“Connection” seems to be a running theme in the career of Rizwan Jan. A security specialist, Jan began his career as a desktop support analyst connecting computers to networks and now, as the interim Chief Information Officer at the Henry M. Jackson Foundation for the Advancement of Military Medicine, he’s working to cultivate a company culture built around “connections,” both from a technological and personal perspective.
Jan started at HJF, a not-for-profit organization devoted to advancing developments in military medicine, two years ago, serving as Chief Information Security Officer before stepping into the CIO role. When he arrived, he was, in his own words, a “one-man security shop,” but has since built a “small, but mighty” team of 20, the likes of whom he works to mentor via connections with not just him, but each other. Together, he and his team have made massive waves throughout HJF, with Jan having led efforts to build the company’s sophisticated cybersecurity program from the ground up in addition to developing a Security Awareness Program and, in recent months, overhauling the entire IT department.
That overhaul involves the recruitment and motivation of new team members, a process that Jan cherishes. “One thing that is extremely important that I look for is hunger,” he says. “They need to be hungry to grow as individuals and hungry to deliver results.”
Jan’s characterizes his management style as having a “build and release.” He explains, “I’m not working to tear down and build back up an employee, like I’ve seen other leaders do. I believe in building a person up to discover their talents and give them confidence to drive forward.”
The release, he says, involves allowing them to flourish within individual opportunities, “whether it’s running a security program, implementing a process, or delivering industry presentations.” It’s in this “release” that Jan demonstrates his trust in the employee, a key component in what he deems as the three core values of leadership.

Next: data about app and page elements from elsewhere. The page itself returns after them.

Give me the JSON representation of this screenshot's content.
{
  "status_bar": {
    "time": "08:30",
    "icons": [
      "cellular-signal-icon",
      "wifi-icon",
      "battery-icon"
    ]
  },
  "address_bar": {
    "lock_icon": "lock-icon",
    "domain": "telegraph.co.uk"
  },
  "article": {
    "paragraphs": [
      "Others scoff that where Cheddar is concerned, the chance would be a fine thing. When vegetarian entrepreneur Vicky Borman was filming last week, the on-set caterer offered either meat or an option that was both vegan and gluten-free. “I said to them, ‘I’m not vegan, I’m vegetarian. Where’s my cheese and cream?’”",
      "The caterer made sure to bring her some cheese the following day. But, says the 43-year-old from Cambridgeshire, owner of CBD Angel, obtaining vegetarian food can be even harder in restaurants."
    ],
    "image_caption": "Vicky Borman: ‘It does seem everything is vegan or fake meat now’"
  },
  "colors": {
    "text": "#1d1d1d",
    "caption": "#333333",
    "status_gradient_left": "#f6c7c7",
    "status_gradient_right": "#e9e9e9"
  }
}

In addition to trust, Jan emphasizes the importance of delivering messages and expectations clearly and concisely, as well as his ability to execute in terms of the promises he’s made to his employees. These are the lessons, he says, he took away from his two mentors, one of which he still works with to this day. These mentors, he says, helped guide him in matters of career advancement, as well as questions on which certifications would best serve his career. As such, he says it’s important to “pay it forward” by doing the same for his own team.
Jan’s approach, however, encompasses more than just the mentor/mentee relationship, which he says can sometimes be one-sided. At HJF, he helped institute what he calls the Buddy Program in his department, which involves pairing a seasoned team member with someone who’s new to the industry. “The seasoned team member helps their buddy grow and learn about the organization, while the new employee can teach them new techniques that they have learned, whether it be in technology, a new app, or some other skill they bring to the workforce. This allows for constant learning and innovation on both sides.”
The Buddy Program, he adds, serves to “foster an environment of employee empowerment, motivation, and transparency.”
The word “environment” is important here, as Jan’s approach relies building a network of employees that’s as well-connected as any technological hub. “I believe in giving people direction and supporting their growth; in return, you have built a team that cares about the company and about you.”
As a security specialist, Jan’s entire business is protection. That sense of guardianship extends also to his team. “I always tell my team to make risk informed decisions and even if that decision is wrong, I will always support them. This in turn empowers people and motivates them to strive for the best. Trust and respect at all levels is the core of my leadership existence.”